Assistant Craig Shakespeare took over and Leicester immediately roared back into life, comfortably winning their first game of the new regime against Liverpool after surging into a 3-0 lead courtesy of goals from Jamie Vardy (2) and Danny Drinkwater inside the hour mark. The game finished 3-1 and the Foxes soon climbed the table to comfortable safety.
Palace’s Spanner in the Works
Until Crystal Palace humbled Chelsea at Stamford Bridge on April Fool’s Day, no one had beaten the would-be champions in the league since 24th September. Few, if any, could have possibly expected relegation threatened Palace to break that run.
Despite going behind after five minutes, the Eagles struck back and then took the lead mere moments later, heroically holding on for a famous win. The three points from that day, combined with follow up wins over Arsenal and then Liverpool are what have kept Palace up.
Batshuayi Wins the League
Football is a squad game, they always say, and that was never more the case than when Michy Batshuayi came off the bench to score the elusive winning goal as Chelsea finally secured a fifth Premier League title with a narrow victory over West Brom in May.

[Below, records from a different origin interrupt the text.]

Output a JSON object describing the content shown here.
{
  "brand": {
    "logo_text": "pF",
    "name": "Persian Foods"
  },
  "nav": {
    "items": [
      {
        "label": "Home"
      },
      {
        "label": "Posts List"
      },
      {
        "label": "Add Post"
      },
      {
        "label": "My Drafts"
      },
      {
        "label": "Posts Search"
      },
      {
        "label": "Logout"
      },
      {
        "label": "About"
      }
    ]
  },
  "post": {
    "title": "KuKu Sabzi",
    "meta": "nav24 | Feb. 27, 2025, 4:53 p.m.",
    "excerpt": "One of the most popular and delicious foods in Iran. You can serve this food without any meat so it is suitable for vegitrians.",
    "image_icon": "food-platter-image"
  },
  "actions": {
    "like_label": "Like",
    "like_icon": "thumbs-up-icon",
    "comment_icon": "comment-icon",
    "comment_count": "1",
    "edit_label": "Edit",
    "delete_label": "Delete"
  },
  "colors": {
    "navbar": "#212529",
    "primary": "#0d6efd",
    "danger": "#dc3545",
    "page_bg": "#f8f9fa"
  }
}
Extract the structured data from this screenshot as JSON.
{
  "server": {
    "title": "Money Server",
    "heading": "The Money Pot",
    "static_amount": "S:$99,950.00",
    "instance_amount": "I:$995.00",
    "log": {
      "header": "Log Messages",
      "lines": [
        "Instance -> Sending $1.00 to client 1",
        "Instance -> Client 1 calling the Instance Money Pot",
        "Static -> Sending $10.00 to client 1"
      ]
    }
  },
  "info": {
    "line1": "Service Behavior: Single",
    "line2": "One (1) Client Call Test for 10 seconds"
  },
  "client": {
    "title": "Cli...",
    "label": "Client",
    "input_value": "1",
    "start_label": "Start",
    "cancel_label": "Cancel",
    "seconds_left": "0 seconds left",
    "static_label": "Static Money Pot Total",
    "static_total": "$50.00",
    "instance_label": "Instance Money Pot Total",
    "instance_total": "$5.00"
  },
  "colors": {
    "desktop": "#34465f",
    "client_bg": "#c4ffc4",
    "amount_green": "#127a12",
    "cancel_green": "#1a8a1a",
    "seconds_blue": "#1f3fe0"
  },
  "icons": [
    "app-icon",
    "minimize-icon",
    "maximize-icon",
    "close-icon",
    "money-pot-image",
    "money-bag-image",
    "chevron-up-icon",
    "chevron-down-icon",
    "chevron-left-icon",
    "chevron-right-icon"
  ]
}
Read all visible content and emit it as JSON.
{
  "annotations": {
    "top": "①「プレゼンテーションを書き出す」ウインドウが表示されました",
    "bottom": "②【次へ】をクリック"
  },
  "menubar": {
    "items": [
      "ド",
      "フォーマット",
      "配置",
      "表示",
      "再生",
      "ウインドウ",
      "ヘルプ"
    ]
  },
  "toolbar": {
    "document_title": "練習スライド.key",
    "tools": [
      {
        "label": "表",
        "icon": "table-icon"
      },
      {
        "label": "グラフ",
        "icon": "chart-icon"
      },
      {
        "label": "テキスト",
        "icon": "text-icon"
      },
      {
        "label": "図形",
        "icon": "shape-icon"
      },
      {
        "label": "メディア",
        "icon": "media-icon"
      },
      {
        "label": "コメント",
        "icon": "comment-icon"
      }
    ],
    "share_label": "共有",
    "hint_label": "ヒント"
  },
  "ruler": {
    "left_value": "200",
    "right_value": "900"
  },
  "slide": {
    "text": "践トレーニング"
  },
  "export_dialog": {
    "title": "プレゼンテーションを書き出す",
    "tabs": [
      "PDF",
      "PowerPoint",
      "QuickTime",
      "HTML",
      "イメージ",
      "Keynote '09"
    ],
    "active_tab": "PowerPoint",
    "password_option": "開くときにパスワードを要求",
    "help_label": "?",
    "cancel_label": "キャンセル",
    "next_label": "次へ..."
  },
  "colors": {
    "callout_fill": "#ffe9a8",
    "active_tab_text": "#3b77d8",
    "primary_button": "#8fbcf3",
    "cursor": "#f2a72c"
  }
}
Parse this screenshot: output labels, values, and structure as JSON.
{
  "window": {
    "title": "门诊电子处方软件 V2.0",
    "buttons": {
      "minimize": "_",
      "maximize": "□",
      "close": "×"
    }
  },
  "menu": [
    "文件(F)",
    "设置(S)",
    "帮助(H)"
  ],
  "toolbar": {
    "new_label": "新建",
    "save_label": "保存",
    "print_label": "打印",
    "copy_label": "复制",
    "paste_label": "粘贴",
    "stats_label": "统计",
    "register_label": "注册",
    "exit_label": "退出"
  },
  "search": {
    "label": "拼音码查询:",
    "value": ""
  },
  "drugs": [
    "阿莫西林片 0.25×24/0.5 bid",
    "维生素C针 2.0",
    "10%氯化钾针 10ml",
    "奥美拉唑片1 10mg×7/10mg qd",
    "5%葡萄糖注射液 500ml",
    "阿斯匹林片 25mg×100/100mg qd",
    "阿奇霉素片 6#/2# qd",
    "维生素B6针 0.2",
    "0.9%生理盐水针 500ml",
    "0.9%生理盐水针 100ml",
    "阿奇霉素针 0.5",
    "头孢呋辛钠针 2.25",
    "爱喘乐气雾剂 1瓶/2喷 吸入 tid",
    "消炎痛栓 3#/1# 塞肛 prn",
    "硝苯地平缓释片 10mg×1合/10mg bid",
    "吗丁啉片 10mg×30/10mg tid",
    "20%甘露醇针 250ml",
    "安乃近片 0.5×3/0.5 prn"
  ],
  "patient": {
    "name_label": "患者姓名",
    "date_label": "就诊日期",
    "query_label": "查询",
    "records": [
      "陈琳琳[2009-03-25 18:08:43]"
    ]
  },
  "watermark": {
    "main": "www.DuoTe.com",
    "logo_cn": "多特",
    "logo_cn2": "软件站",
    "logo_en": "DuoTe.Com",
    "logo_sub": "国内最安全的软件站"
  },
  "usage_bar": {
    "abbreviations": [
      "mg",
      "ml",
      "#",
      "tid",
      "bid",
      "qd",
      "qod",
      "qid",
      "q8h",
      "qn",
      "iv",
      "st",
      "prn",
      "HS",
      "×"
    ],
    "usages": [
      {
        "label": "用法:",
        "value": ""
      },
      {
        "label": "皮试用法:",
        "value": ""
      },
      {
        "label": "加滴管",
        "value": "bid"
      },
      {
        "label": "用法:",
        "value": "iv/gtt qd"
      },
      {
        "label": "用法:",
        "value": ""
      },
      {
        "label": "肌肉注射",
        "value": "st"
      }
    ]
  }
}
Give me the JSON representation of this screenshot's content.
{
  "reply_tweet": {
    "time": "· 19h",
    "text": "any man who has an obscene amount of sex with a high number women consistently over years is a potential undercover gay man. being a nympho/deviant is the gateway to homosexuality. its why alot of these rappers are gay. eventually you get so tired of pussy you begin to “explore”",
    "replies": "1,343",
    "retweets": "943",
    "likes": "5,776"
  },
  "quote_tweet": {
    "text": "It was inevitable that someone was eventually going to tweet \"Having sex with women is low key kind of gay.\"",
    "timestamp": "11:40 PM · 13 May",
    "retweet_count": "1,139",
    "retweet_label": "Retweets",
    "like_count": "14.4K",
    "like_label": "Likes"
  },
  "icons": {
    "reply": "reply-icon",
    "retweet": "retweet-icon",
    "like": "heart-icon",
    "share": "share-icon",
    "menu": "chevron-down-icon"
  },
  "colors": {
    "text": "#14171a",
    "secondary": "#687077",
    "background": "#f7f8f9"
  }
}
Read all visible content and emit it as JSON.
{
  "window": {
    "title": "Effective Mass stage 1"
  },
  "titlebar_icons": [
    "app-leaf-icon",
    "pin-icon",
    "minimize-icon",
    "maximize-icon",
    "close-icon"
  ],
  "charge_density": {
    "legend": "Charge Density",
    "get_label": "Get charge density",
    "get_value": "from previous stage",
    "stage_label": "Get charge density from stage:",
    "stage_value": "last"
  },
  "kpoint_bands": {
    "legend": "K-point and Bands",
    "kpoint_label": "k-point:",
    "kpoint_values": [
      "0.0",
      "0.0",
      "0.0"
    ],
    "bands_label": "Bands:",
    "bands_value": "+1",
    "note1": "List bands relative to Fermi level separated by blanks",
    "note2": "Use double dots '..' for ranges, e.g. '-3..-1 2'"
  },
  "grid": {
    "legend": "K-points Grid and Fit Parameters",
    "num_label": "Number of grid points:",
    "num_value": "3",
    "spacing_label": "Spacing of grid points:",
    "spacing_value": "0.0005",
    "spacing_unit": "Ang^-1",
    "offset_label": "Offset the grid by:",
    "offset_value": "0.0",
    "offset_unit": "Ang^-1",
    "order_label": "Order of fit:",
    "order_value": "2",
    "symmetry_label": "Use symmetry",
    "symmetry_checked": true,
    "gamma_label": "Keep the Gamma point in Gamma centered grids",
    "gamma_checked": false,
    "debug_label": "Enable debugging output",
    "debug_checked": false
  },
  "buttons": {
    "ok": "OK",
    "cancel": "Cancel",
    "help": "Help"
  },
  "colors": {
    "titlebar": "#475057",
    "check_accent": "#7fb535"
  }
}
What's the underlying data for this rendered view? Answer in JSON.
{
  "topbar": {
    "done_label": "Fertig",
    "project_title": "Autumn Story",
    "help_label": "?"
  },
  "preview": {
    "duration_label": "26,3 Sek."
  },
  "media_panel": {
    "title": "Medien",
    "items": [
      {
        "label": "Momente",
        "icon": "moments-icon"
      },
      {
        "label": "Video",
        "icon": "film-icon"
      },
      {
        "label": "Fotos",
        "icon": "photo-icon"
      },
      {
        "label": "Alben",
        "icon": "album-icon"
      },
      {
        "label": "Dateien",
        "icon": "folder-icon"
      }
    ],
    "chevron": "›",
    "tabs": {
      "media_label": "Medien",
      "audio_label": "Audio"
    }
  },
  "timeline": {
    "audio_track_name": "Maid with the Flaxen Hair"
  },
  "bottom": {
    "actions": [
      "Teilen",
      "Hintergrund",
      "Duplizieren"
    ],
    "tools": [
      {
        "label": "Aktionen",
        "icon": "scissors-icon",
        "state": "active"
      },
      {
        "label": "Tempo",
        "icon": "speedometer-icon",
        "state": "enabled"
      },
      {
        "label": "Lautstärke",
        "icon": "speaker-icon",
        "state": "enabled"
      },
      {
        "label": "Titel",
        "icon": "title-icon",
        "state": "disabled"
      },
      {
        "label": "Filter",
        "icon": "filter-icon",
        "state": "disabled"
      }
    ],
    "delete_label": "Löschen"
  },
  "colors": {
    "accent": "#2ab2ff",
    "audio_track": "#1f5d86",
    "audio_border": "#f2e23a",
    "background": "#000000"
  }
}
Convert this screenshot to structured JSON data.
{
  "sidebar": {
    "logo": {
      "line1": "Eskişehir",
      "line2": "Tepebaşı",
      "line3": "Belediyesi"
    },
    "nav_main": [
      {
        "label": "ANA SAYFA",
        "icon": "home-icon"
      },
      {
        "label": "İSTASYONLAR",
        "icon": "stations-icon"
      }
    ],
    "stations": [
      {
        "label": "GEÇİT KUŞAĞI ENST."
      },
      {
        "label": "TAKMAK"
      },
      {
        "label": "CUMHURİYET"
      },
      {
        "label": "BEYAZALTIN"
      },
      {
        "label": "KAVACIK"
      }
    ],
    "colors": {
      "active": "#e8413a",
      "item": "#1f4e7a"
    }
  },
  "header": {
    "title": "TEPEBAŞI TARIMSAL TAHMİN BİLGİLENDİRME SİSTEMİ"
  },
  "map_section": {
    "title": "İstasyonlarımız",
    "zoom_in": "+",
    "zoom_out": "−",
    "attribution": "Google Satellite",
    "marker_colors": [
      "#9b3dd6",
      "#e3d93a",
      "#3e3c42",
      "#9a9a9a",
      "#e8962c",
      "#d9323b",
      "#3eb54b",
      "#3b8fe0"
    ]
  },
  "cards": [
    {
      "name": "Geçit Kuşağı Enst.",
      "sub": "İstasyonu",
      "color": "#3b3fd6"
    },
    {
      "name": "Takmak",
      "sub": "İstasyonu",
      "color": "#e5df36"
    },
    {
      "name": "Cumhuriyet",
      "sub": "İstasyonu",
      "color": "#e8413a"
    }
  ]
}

The Belgian striker had barely been given a look in all season and was starting to be written off as a flop at £33m, but it he was he who pushed the club over the line and, after three further goals in the two games since, will hope it proves to be the catalyst for a much better second season for him personally in 2017/18.
White Hart Lane Finale
In their last season at the old White Hart Lane, Tottenham enjoyed their best campaign in 54 years, since the days of Bill Nicholson, Dave Mackay, Danny Blanchflower and Jimmy Greaves, as they secured a second place finish.
Manchester United were the visitors for the last home game of 2016/17 earlier this month as fans prepared to say their goodbyes to the stadium. It was only fitting that Spurs would win, with goals coming from Victor Wanyama and home-grown hero Harry Kane, before a final post-game farewell.
Kane’s Second Golden Boot
Two separate ankle injuries saw Harry Kane miss as many as eight Premier League games over the course of the campaign. He still scored 29 goals, though, his best league season tally to date, to scoop a second successive Golden Boot award in spectacular fashion.
Kane trailed Romelu Lukaku with just two games left to play, only to score four in Tottenham’s penultimate fixture to overtake the Belgian, followed by a hat-trick on the final day to make sure. He became the first player to win back-to-back awards since Robin van Persie four years ago, and the first Englishman since Michael Owen shared it in 1997/98 and 1998/99.